Noodles on the street and salad on the street are popular. Popular together. For about 15 cents, you could get a nice plate of curry noodles. A few places that we had them were amazing. Some were just mediocre. A great snack during the day, though.
Fried scallion pancakes were also popular. More fried than scallion, they would make for a popular drunk food in most places. However, since everywhere that serves food closes by about 7pm in Madagascar, that isn't the case there.
Here is a selection of five cent items in a rural village. Red bananas lightly fried, deep fried bananas, weird banana bread stuff in a leaf (made with manioc flour and no sugar, so not as good as it sounds).
Look at these mud crabs for sell at the market! Very nice, but I didn't ask how much. Probably five cents.
More five cent items. Some manioc chips (slices of fried manioc with salt), more red bananas, and fish. We never tried the five cent fish, but they are popular. We calculated that you could buy everything on this table for about $2.00.
These look like noodles at first, but are actually more like a curried sourkraut.
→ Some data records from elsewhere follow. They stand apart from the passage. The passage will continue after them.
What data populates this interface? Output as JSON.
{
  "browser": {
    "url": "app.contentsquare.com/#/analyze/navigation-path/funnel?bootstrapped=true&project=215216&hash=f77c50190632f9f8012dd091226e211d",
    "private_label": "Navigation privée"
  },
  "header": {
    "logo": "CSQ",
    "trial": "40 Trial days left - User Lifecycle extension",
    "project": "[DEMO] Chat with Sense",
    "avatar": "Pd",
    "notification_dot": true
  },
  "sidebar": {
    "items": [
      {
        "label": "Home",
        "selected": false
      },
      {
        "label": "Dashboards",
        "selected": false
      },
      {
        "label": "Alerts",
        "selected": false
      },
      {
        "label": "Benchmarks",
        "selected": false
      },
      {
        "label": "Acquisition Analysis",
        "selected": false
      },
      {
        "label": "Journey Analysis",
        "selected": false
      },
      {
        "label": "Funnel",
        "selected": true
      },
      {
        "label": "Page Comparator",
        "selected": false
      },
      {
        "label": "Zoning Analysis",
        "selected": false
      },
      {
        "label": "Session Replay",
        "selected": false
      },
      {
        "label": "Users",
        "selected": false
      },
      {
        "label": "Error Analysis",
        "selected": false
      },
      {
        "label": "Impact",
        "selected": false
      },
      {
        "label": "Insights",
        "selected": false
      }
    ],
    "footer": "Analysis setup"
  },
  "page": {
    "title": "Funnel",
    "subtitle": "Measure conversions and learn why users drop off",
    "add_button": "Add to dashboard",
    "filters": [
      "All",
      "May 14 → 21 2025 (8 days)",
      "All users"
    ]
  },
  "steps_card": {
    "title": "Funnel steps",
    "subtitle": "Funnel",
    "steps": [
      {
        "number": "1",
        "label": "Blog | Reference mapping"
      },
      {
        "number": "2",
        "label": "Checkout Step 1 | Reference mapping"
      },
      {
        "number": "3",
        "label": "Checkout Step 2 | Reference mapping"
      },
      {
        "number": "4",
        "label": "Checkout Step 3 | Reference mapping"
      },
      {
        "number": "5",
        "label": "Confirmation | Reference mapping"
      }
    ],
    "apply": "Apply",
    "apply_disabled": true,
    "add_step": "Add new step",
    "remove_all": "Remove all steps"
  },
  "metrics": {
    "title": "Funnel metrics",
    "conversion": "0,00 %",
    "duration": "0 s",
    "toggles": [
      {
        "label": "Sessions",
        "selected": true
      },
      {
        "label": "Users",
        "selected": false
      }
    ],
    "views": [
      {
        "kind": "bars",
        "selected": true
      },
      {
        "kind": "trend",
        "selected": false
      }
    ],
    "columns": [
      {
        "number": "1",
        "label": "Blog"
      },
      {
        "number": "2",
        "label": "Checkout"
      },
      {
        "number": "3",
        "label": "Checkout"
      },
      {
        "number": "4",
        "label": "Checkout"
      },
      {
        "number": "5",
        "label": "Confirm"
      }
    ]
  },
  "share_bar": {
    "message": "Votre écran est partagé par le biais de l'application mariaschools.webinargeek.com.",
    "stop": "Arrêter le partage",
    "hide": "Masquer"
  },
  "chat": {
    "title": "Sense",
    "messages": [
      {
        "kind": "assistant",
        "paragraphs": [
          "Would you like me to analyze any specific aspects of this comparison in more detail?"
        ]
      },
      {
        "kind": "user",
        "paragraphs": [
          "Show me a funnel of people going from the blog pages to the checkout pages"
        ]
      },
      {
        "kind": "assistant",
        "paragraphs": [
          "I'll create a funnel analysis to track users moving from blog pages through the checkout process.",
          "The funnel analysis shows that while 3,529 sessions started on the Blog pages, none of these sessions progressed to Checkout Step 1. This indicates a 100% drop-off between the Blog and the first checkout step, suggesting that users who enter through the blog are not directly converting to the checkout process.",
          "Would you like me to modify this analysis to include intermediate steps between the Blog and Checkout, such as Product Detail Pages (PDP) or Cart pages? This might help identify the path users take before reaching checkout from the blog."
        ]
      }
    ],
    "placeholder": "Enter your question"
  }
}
Not bad, and filling, but not nearly as good as the noodles.
Here is some different banana bread, which is okay, but not really sugary and sometimes has sand in it, and huge chunks of manioc that has been boiled. You can guess the prices.
A plate of hot corn is good on a cold day. Especially for five cents. Actually, this was in a touristy town, so it might have been ten cents.
We went to this local French-owned smoothie place where we had disappointing smoothied (for a whopping dollar each), but had some tasty fries.
While walking around a local market, I bought a popsicle in a bag without knowing the flavor. I literally put my lips on it to rip off the corner and eat it, turned to Tara and told her that I was fairly sure it was beer flavored, which is gross. She then tried it and confirmed not just that it was beer flavored, but that it was actually frozen beer. Like I said, gross. Worst street food of Madagascar.
Tara then found pieces of cheese from a street vendor. She had thought about buying a huge wheel from other vendors, but this one sold her just a bite. She really like it.
Here are the duck fat fries that we got from the French-owned cafe. They were very good and very reasonably priced at 30 cents per bag.
Everywhere had this stuff called Bonbon Anglais Lemonade. For one of our final dinners, we got a bottle with dinner. It turned out to taste like bubble gum. Not good at all, and neither English nor lemonade. Boo to Coke for making such a bad product, though it seemed very popular there.
This is some weird local sausage dish that Tara had. Very good, plus it was at the entrance to a national park with lots of lemurs. They told us it was pork, not lemur, but who really knows. We saw lots of lemurs, but no pigs.
One of the several Chinese meals that we had. Fairly typical Chinese fare, but also typical for Madagascar.
Tara also had to try one of the drinkable yogurts from the store. Yao seemed to be the main brand. She gives it a thumbs down, especially since it was way more expensive than the yogurt for sale everywhere on the street.
Well, that looks like everything for foods of Madagascar. Overall, the food was really good just like the animals, and I tell Tara a month later how much I miss deep fried bananas about every other day.